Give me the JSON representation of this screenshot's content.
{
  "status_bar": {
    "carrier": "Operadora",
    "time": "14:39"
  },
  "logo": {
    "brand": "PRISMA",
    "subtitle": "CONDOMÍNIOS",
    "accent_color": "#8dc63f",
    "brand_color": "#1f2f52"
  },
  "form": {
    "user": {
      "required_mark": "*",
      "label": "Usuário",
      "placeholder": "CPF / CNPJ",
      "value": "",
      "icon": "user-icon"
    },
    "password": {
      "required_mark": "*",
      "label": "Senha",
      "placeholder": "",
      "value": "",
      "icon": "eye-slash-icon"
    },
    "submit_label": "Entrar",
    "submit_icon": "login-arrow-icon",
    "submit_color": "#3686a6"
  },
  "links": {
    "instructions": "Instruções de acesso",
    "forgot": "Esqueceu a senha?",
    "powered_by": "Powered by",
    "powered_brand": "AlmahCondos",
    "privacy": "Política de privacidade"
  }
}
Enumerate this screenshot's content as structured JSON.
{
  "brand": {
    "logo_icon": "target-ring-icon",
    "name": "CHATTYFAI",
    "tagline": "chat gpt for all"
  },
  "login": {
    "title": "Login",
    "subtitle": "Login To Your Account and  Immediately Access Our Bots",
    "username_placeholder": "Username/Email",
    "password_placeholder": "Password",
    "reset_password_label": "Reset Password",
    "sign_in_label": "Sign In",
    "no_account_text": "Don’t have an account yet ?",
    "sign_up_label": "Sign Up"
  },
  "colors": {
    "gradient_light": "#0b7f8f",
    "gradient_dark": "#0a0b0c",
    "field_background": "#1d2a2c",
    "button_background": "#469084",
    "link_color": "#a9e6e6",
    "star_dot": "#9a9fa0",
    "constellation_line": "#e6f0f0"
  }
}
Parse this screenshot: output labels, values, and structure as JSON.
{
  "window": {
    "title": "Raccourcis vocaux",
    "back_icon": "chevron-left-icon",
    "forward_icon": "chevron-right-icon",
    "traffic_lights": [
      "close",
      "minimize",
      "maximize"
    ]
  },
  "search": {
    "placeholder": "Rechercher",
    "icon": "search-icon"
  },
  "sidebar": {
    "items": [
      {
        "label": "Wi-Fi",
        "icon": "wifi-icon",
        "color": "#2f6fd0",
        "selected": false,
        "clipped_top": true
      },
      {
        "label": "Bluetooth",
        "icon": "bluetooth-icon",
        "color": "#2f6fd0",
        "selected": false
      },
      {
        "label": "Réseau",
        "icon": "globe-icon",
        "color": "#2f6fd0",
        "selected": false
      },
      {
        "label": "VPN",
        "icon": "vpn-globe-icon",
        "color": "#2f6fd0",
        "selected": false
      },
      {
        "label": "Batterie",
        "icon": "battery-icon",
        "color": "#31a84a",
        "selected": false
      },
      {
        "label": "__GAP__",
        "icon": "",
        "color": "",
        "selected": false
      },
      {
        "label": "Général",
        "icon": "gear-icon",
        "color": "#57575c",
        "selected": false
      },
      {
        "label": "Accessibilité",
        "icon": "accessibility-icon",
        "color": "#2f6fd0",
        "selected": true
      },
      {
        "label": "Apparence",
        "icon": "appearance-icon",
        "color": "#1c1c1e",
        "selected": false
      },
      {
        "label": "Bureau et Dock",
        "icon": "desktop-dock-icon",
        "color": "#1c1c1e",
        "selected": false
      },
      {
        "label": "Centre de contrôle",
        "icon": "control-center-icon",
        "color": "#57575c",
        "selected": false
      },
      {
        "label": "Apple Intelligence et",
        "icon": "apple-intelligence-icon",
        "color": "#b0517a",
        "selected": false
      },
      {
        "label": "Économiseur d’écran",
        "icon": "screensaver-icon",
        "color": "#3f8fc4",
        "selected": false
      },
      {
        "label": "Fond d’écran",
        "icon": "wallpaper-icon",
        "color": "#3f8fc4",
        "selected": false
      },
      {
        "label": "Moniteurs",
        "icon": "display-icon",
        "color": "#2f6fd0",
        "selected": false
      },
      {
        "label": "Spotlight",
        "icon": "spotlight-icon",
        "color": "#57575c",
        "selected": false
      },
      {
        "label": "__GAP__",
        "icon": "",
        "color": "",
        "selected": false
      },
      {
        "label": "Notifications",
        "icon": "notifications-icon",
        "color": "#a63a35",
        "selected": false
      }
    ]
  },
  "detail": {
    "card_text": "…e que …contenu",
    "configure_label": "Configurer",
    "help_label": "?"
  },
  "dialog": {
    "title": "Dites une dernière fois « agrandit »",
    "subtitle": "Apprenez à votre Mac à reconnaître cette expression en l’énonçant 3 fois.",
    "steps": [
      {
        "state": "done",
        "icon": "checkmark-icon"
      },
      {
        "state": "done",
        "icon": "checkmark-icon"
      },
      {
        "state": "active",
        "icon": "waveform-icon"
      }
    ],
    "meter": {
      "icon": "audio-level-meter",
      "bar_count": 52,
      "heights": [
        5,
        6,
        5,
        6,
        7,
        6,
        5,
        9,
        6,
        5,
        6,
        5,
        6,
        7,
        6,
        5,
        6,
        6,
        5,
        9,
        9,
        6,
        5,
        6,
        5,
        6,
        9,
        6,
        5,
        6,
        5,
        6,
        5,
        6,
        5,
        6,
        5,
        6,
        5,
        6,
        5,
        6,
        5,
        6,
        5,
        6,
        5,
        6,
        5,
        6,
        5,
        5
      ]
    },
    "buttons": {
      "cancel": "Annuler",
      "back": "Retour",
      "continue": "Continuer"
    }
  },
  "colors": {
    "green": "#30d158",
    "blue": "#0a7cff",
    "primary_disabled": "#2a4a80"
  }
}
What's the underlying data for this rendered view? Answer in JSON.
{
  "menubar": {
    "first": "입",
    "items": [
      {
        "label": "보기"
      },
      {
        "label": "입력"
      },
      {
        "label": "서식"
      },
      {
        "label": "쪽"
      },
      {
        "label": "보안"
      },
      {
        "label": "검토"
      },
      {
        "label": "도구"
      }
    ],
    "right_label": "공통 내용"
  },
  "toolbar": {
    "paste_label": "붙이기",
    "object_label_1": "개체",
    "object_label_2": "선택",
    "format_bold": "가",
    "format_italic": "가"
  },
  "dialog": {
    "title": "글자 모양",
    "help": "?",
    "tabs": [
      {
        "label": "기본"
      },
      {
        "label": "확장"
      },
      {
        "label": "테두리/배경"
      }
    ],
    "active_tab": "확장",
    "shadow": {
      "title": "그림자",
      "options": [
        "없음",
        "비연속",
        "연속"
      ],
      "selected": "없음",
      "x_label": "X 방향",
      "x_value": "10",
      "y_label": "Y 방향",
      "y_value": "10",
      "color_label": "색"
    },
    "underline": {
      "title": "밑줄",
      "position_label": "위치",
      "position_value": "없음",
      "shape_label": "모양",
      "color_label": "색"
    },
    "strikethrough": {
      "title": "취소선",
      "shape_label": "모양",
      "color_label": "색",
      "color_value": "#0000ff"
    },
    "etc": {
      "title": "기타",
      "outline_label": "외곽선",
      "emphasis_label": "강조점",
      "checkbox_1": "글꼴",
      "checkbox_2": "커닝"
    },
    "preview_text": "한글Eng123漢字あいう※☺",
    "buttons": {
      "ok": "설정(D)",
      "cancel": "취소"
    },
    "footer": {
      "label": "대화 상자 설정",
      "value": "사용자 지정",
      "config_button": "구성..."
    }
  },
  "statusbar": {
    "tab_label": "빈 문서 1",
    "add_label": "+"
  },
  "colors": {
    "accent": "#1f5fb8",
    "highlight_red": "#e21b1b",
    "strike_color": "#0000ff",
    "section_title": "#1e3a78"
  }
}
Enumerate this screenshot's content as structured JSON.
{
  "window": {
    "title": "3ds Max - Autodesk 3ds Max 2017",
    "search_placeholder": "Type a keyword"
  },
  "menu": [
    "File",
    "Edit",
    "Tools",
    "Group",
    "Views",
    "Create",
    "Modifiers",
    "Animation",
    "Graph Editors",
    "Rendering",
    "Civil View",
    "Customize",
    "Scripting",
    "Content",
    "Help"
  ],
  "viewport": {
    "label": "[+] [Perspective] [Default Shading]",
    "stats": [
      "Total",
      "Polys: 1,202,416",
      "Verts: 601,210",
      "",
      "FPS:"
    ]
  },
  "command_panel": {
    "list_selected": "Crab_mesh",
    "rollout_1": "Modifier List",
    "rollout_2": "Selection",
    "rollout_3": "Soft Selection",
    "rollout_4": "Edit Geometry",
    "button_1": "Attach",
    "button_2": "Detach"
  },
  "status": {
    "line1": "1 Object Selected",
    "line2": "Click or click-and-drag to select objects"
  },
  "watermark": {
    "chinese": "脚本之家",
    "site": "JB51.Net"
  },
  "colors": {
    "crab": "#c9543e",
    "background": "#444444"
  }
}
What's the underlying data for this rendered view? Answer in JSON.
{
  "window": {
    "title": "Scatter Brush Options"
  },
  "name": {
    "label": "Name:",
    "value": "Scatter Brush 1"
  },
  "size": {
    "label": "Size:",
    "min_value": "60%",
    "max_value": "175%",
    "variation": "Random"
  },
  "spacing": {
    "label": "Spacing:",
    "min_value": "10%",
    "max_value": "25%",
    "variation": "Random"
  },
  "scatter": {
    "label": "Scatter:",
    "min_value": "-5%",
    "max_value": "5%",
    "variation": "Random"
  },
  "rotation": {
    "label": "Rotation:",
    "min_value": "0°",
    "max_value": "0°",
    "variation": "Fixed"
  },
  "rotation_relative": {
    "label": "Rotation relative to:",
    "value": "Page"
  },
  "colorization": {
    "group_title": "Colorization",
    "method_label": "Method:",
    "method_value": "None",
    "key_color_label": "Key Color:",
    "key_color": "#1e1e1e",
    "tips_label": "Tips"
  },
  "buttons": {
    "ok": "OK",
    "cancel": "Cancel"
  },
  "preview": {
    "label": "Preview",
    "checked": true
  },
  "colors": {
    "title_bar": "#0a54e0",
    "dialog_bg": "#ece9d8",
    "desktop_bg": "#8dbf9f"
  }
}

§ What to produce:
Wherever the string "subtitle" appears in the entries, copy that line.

§ Result:
    "subtitle": "CONDOMÍNIOS",
    "subtitle": "Login To Your Account and  Immediately Access Our Bots",
    "subtitle": "Apprenez à votre Mac à reconnaître cette expression en l’énonçant 3 fois.",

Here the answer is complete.